- INSTRUCTIONS FOR THE TASK -
Lines below that include the word "screenshot" should each be copied.

START MATERIAL FOR THIS EXERCISE

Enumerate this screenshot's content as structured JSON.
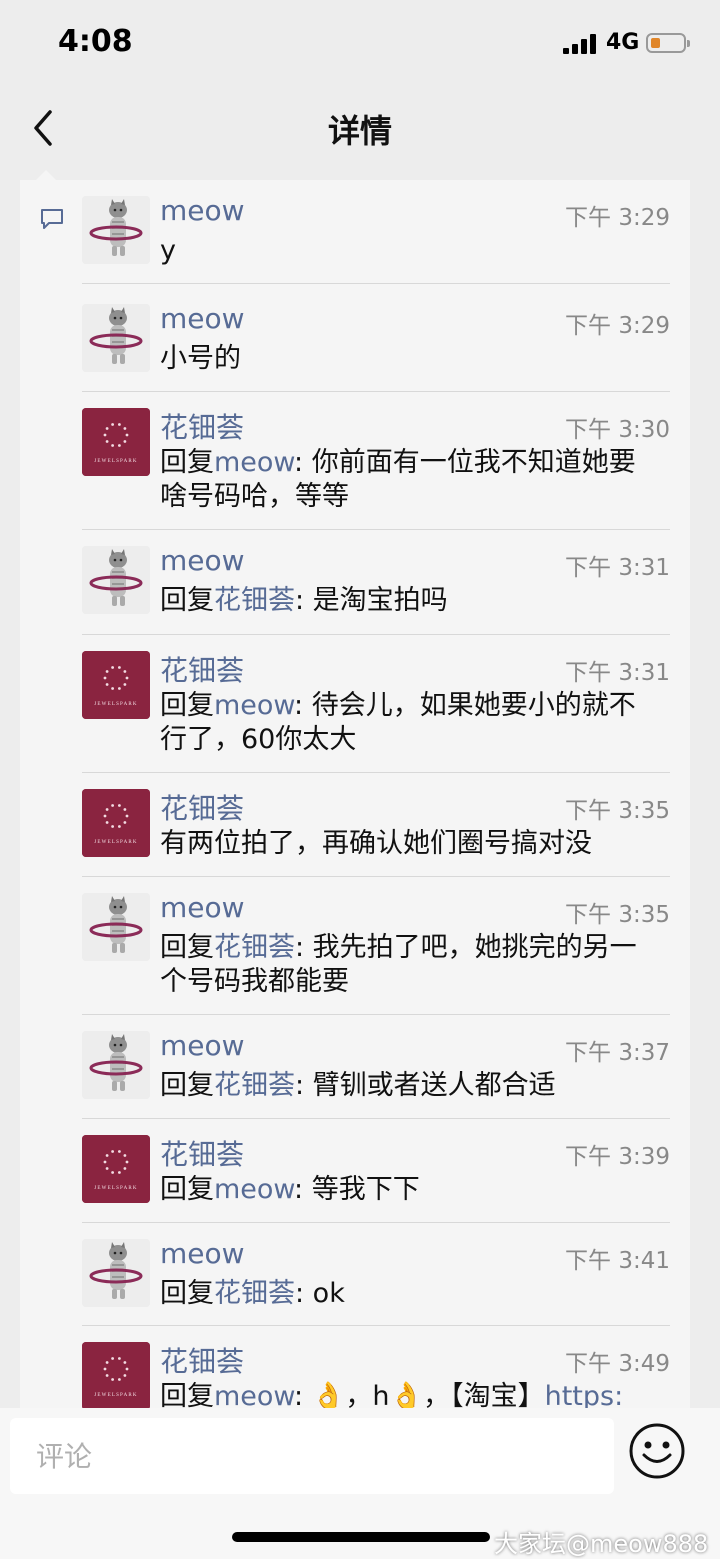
{
  "status_bar": {
    "time": "4:08",
    "network": "4G",
    "battery_level": 0.2
  },
  "nav": {
    "title": "详情"
  },
  "messages": [
    {
      "name": "meow",
      "time": "下午 3:29",
      "avatar": "cat",
      "reply_prefix": "",
      "reply_to": "",
      "text_lines": [
        "y"
      ]
    },
    {
      "name": "meow",
      "time": "下午 3:29",
      "avatar": "cat",
      "reply_prefix": "",
      "reply_to": "",
      "text_lines": [
        "小号的"
      ]
    },
    {
      "name": "花钿荟",
      "time": "下午 3:30",
      "avatar": "brand",
      "reply_prefix": "回复",
      "reply_to": "meow",
      "text_lines": [
        ": 你前面有一位我不知道她要",
        "啥号码哈，等等"
      ]
    },
    {
      "name": "meow",
      "time": "下午 3:31",
      "avatar": "cat",
      "reply_prefix": "回复",
      "reply_to": "花钿荟",
      "text_lines": [
        ": 是淘宝拍吗"
      ]
    },
    {
      "name": "花钿荟",
      "time": "下午 3:31",
      "avatar": "brand",
      "reply_prefix": "回复",
      "reply_to": "meow",
      "text_lines": [
        ": 待会儿，如果她要小的就不",
        "行了，60你太大"
      ]
    },
    {
      "name": "花钿荟",
      "time": "下午 3:35",
      "avatar": "brand",
      "reply_prefix": "",
      "reply_to": "",
      "text_lines": [
        "有两位拍了，再确认她们圈号搞对没"
      ]
    },
    {
      "name": "meow",
      "time": "下午 3:35",
      "avatar": "cat",
      "reply_prefix": "回复",
      "reply_to": "花钿荟",
      "text_lines": [
        ": 我先拍了吧，她挑完的另一",
        "个号码我都能要"
      ]
    },
    {
      "name": "meow",
      "time": "下午 3:37",
      "avatar": "cat",
      "reply_prefix": "回复",
      "reply_to": "花钿荟",
      "text_lines": [
        ": 臂钏或者送人都合适"
      ]
    },
    {
      "name": "花钿荟",
      "time": "下午 3:39",
      "avatar": "brand",
      "reply_prefix": "回复",
      "reply_to": "meow",
      "text_lines": [
        ": 等我下下"
      ]
    },
    {
      "name": "meow",
      "time": "下午 3:41",
      "avatar": "cat",
      "reply_prefix": "回复",
      "reply_to": "花钿荟",
      "text_lines": [
        ": ok"
      ]
    },
    {
      "name": "花钿荟",
      "time": "下午 3:49",
      "avatar": "brand",
      "reply_prefix": "回复",
      "reply_to": "meow",
      "text_lines": [
        ": 👌，h👌，【淘宝】"
      ],
      "link": "https:"
    }
  ],
  "brand_avatar_text": "JEWELSPARK",
  "input": {
    "placeholder": "评论"
  },
  "watermark": "大家坛@meow888",
  "colors": {
    "name_blue": "#576b95",
    "brand_red": "#8a2440",
    "background": "#ededed",
    "panel": "#f5f5f5"
  }
}
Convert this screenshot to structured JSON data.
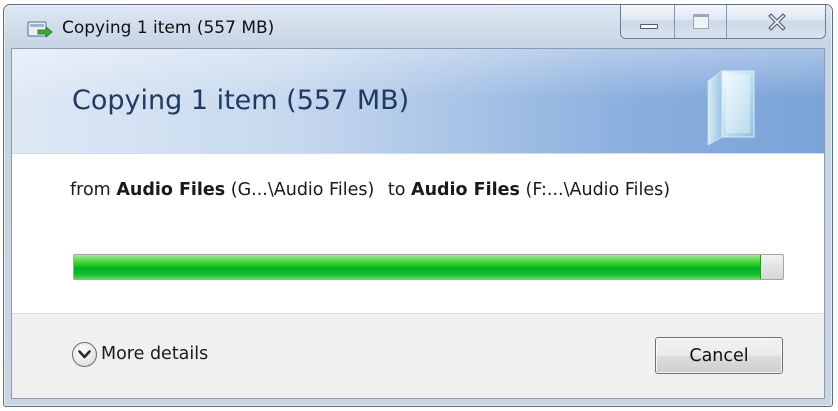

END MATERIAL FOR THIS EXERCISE

- ANSWER TO THIS TASK -
Enumerate this screenshot's content as structured JSON.
Convert this screenshot to structured JSON data.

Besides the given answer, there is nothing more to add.